It wasn’t their fault, I guess. Better to dismiss it away than to get in the weeds trying to figure out why conversations and activities go the way of ridiculous. Especially in business dealings, I find myself in the land of the lost when folks don’t consider time or effort valuable … especially when spent on their behalf. Nobody needs a bucket of praise here. Just a simple dribble from the faucet of respect would have been nice the past 48 hours.
And so I sit, quite peacefully, on a well-accepting agreeable chair while the sun’s 8 minutes of aged warmth reaches my face. It feels 100% amenable to what I need right now: Quiet in the midst of drilling, barking, and sneezing.
Connecting to what has been around for 4.6 billion years is better … for now. Sitting on a back patio wicker chair for a few precious moments, away from everyone except two guys repairing a garage door, is what repairs a soul. Breathing in the history and snugness this sun provides, while allowing the denim cushion on which I sit to ease in the day, fades away all the discoloration from days past.
These are the nice carve-outs we need.
I don’t expect life to be a perfect, tasty pie of sweetness all the time. It’s rough. Days are challenging – we know this. Gosh, the past year-and-a-half, right?. Life is difficult. My family will soon experience how so.
Monday, I expect life to change drastically for a loved one. That day’s decision will affect a lot in his life, although the sunshine rising early on the days remaining in his life will remain steady. Schedules, friends, hobbies, and other constants he has known are going to adjust because the independence he has known is being driven away. His license, most likely, will be, sadly, taken away. I hope this won’t be the case, but the glaring exit ramp ahead is too obvious to avoid. Mental traffic has been congested and we need to clear the roads ahead for him.
… And it’s up to the son, his loving siblings, and the sun, to find a way forward for a dad who has been challenging at times, a loving father as only he knew how to be, and companion to me across many a lunch and dinner tables.

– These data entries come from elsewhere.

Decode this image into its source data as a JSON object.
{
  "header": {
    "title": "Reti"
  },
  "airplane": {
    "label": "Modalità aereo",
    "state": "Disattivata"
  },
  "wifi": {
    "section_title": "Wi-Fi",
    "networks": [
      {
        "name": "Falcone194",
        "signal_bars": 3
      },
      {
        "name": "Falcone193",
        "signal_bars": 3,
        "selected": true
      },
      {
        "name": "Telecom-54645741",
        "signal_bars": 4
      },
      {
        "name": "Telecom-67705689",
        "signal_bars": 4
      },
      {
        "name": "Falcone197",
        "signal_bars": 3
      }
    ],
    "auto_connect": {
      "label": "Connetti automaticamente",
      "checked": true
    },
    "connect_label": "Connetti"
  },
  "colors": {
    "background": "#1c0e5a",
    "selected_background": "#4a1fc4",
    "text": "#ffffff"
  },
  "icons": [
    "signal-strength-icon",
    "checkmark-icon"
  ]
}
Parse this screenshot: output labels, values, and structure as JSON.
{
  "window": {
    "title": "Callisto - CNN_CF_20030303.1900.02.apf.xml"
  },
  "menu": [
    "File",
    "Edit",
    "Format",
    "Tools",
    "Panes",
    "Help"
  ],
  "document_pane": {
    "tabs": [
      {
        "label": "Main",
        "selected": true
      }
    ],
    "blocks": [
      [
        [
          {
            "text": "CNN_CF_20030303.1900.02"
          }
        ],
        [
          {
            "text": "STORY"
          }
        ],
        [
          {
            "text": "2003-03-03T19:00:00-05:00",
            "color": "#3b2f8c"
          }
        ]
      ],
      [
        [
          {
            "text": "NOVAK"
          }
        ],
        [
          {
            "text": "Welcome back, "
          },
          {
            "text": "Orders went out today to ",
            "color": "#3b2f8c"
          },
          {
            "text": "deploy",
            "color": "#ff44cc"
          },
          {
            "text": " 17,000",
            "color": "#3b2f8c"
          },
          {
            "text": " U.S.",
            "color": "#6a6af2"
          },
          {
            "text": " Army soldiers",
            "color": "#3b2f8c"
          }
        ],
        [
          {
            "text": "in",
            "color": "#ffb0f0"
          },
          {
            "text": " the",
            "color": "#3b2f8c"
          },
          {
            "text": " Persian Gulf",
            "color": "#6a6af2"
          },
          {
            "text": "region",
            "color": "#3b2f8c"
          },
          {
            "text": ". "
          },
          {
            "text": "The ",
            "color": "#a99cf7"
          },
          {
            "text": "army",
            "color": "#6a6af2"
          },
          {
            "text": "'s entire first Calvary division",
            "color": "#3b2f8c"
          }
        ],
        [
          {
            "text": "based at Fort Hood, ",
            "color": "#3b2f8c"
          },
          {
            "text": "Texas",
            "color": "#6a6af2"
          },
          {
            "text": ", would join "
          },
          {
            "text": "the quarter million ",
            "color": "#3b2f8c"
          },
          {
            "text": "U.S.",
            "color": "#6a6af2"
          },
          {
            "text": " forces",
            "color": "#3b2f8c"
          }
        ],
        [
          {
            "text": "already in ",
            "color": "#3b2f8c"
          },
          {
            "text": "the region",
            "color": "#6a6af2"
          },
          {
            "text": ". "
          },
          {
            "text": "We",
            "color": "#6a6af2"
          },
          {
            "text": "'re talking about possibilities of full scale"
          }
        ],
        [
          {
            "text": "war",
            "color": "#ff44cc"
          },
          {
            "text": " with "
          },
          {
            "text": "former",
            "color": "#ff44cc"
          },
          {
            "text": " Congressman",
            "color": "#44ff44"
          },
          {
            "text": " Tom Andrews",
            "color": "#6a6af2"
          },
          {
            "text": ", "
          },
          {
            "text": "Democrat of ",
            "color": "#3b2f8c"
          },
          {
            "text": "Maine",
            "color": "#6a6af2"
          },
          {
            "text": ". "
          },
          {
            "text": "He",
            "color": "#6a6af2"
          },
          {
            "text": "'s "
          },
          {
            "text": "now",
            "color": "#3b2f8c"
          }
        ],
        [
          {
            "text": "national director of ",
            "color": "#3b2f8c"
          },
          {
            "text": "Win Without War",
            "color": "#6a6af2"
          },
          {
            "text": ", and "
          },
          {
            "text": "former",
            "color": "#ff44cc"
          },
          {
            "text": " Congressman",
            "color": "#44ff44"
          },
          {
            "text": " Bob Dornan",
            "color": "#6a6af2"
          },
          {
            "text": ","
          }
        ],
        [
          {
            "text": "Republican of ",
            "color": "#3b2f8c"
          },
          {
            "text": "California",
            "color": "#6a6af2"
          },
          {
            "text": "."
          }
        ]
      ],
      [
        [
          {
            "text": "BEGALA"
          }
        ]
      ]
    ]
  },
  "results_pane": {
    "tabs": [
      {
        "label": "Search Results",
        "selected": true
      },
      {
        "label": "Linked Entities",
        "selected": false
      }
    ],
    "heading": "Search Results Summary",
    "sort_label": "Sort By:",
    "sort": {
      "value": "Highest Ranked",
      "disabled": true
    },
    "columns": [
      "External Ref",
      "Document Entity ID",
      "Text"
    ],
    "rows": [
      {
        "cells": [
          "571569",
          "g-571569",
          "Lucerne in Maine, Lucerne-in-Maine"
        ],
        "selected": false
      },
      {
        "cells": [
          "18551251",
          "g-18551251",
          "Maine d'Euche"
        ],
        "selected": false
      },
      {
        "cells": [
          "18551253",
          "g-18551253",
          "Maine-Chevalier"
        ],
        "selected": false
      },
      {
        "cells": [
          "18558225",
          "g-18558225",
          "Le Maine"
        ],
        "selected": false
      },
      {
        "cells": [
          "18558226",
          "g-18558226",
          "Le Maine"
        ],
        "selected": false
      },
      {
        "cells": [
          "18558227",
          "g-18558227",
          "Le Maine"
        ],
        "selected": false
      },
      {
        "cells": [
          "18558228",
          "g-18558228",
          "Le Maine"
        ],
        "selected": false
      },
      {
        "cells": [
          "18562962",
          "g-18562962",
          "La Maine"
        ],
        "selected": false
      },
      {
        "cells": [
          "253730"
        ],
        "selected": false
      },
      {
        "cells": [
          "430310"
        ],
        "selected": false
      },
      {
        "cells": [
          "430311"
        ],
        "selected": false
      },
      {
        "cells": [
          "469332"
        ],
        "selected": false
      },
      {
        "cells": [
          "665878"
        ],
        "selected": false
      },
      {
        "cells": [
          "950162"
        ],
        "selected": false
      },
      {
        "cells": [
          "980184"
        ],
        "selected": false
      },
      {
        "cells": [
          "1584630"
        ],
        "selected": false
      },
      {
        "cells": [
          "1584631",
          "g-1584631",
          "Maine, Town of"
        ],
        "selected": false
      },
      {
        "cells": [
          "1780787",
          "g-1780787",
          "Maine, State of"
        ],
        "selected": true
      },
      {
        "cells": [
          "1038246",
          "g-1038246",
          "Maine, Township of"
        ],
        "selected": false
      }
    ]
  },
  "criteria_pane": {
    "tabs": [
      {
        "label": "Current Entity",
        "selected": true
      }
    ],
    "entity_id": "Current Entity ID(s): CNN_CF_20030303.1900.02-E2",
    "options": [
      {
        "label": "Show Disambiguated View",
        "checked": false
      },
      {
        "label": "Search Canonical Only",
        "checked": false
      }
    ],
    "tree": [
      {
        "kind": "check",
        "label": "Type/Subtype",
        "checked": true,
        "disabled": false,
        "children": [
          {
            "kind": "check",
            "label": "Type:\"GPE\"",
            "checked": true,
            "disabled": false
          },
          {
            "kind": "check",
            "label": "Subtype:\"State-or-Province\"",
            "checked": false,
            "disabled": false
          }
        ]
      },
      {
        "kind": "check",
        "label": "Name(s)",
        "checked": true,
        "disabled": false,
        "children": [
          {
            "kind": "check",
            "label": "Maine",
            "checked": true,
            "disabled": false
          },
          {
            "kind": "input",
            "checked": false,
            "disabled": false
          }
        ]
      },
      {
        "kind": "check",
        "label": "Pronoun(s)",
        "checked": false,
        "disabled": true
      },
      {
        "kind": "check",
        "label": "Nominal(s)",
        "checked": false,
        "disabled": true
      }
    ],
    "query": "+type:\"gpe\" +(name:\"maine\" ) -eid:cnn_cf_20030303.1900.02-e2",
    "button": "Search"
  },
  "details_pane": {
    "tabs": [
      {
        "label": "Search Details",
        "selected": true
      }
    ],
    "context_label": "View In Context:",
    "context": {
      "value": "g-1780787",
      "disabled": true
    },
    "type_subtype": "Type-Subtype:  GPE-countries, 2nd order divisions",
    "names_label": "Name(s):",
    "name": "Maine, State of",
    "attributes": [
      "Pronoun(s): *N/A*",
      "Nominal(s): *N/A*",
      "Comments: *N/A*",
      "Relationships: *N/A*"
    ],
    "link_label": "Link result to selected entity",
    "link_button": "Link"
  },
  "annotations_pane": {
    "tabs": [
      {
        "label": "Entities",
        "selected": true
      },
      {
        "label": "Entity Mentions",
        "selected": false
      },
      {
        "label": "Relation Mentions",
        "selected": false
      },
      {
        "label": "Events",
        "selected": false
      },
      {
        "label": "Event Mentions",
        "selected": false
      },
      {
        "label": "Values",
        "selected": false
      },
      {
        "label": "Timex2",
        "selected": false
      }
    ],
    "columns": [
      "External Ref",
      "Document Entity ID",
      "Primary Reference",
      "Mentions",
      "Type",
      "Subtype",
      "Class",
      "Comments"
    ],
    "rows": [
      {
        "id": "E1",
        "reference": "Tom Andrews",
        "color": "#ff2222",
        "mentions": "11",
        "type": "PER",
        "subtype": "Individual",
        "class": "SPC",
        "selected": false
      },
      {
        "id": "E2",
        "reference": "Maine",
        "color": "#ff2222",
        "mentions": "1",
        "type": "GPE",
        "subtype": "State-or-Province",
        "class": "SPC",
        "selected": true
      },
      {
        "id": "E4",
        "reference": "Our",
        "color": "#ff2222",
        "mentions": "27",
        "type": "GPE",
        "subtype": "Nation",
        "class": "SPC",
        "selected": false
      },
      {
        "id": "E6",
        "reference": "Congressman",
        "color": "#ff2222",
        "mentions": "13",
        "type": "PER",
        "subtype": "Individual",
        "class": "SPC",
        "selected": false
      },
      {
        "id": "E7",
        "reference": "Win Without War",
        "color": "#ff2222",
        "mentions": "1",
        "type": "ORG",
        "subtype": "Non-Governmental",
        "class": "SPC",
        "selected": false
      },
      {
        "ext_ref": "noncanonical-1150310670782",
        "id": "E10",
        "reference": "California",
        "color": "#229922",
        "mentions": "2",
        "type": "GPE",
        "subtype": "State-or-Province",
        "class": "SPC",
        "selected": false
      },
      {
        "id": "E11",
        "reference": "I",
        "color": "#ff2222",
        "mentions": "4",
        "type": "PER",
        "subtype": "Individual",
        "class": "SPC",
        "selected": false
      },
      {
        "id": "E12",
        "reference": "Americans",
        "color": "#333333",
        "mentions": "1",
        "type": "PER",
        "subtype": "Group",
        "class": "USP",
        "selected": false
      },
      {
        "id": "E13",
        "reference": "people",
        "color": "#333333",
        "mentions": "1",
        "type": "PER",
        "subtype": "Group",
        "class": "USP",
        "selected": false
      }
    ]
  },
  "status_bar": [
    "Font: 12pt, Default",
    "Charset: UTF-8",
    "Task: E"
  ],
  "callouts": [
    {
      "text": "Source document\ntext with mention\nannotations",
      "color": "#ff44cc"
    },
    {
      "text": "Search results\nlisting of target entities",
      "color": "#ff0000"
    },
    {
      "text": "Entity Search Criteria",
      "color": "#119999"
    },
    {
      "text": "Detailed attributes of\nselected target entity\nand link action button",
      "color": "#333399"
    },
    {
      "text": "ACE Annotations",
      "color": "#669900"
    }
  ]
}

This will be a few days from now. As it stands, Father’s Day is Sunday – the day before a doctor’s appointment happens soon after sunrise. I have a small gift wrapped for him. I wish I could wrap the sun for him and reverse time instead of the gift.

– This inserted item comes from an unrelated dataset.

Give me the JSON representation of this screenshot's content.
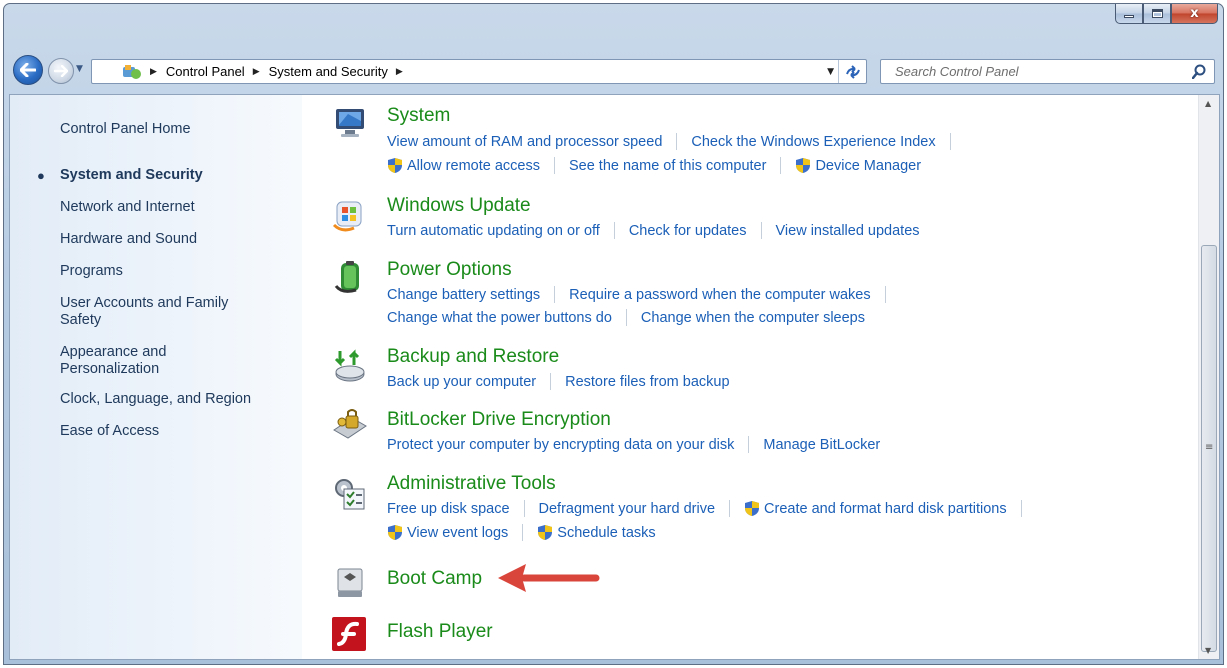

My past few day’s inconveniences are minimal compared to his potential life-changing few minutes. This carve-out helps me look at big picture things. It’s time to think. Ninety-four million miles away, yet so close is the sun and a son who is thinking about his father.
My hope is he will find his morning sun’s facetime soon after we leave the office.
Find your morning sun to set aside crazy-town peoplefolk and focus on others who have life struggles ahead. They’re under the same sun. Eight minutes of aged warmth will reach you … and touch the faces of those who reach an age when life just isn’t the same anymore – like dads who did the best they could.